According to a Wednesday press release by Statistics Estonia, the export of goods increased by 15 and imports by 12 percent compared to March 2016, while first-quarter exports were up 12 and imports 17 percent on year.
In March 2017, exports from Estonia totaled €1.2 billion and imports to Estonia €1.3 billion at current prices. The trade deficit decreased on year from €153 million in March 2016 to €138 million.
The top destination countries of Estonia's exports in March were Finland (accounting for 16 percent of Estonia's exports), Sweden (14 percent) and Latvia (8 percent). The biggest increase occurred in exports to the Netherlands (up by €30 million), Finland (up by €28 million) and the U.S. (up by €16 million). These increases were mainly due to increased exports of mineral products to the Netherlands and U.S. and of electricity and electrical equipment to Finland. Exports to Sweden decreased the most.
The biggest share in exports was held by electrical equipment, followed by wood and articles of wood and mineral products. The greatest growth was recorded in the exports of mineral products (up by €62 million), wood and articles of wood (up by €26 million), base metals and articles of base metal (up by €20 million) and agricultural products and food preparations (up by €17 million). A decrease on year was recorded in the exports of electrical equipment (down by €21 million).
Goods of Estonian origin account for 3/4 of exports

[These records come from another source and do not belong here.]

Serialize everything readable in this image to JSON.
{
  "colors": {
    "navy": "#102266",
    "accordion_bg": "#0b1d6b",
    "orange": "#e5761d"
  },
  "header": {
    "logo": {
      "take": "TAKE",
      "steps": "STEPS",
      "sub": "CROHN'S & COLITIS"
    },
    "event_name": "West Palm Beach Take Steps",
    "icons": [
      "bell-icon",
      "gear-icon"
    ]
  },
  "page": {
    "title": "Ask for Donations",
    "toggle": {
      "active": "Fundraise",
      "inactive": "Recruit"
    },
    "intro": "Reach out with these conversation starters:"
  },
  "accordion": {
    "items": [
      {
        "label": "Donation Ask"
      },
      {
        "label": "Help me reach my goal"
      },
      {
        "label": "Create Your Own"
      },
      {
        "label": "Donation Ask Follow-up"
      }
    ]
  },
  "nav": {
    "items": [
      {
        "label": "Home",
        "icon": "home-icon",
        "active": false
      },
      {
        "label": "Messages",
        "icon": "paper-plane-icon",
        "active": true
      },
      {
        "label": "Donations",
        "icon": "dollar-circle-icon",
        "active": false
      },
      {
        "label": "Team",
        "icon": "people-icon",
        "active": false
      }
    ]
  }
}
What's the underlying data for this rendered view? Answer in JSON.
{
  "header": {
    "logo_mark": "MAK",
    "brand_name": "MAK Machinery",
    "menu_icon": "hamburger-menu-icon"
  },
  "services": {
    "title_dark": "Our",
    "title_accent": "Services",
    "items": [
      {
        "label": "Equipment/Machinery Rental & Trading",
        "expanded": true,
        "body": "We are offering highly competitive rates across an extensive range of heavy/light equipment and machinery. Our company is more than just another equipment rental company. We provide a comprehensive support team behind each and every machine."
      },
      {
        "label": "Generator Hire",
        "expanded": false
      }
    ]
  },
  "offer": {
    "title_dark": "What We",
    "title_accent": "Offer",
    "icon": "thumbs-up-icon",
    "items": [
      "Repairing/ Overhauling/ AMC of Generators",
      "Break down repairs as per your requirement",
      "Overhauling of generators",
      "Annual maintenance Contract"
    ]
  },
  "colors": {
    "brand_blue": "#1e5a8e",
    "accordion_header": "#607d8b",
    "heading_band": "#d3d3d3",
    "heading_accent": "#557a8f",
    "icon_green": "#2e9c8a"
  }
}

The share of goods of Estonian origin in total exports was 74 percent, with the export of such goods growing 17 percent on year in March 2017; re-exports, meanwhile, increased 11 percent. The increase in the exports of goods of Estonian origin was affected the most by an increase in the exports of mineral products (including shale oil and electricity), wood and articles of wood (including softwood saw-timber and wood pellets) and base metals and articles of base metal (including metal structures, metal waste).
The primary countries of consignment in March 2017 were Finland (14 percent of Estonia's total imports), Germany (12 percent), Sweden (9 percent) and Latvia (9 percent). The biggest increase occurred in imports from Sweden (up by €29 million), Russia (€25 million) and Germany (€22 million), while imports from Hungary decreased the most.
In March of this year, the main commodities imported to Estonia were electrical equipment, mechanical appliances and transport equipment. The biggest increase was recorded in the imports of raw materials and products of the chemical industry (including nitrogenous fertilizers), while the biggest decrease occurred in the imports of electrical equipment.
In March 2017, the foreign trade export volume index decreased by five percent and the import volume index increased by 13 percent compared to the same month last year.
In the first quarter of 2017, exports from Estonia totaled €3.1 billion and imports €3.8 billion. The trade deficit in the first quarter was €647 million, up from €448 million in the first quarter of last year.
During the first quarter, the big growth in exports compared to the same period of the previous year was supported by increased exports of mineral products (up by €136 million), wood and articles of wood (up by €57 million) as well as base metals and articles of base metal (up by €57 million), which also compensated for the big decline in the exports of electrical equipment (down by €68 million). In comparison by country, exports have increased the most to the Netherlands, Finland, Germany and China, while exports to Sweden have decreased the most.
In the first quarter, the growth in imports was affected the most by an increase in the imports of transport equipment (up by €291 million), mineral products (up by €92 million) and raw materials and products of the chemical industry (up by €51 million), while the imports of electrical equipment decreased significantly (down by €58 million). By country, imports in the first quarter of 2017 grew the most on year from Finland, Russia and Lithuania, while imports from Hungary decreased the most.
Editor: Aili Vahtla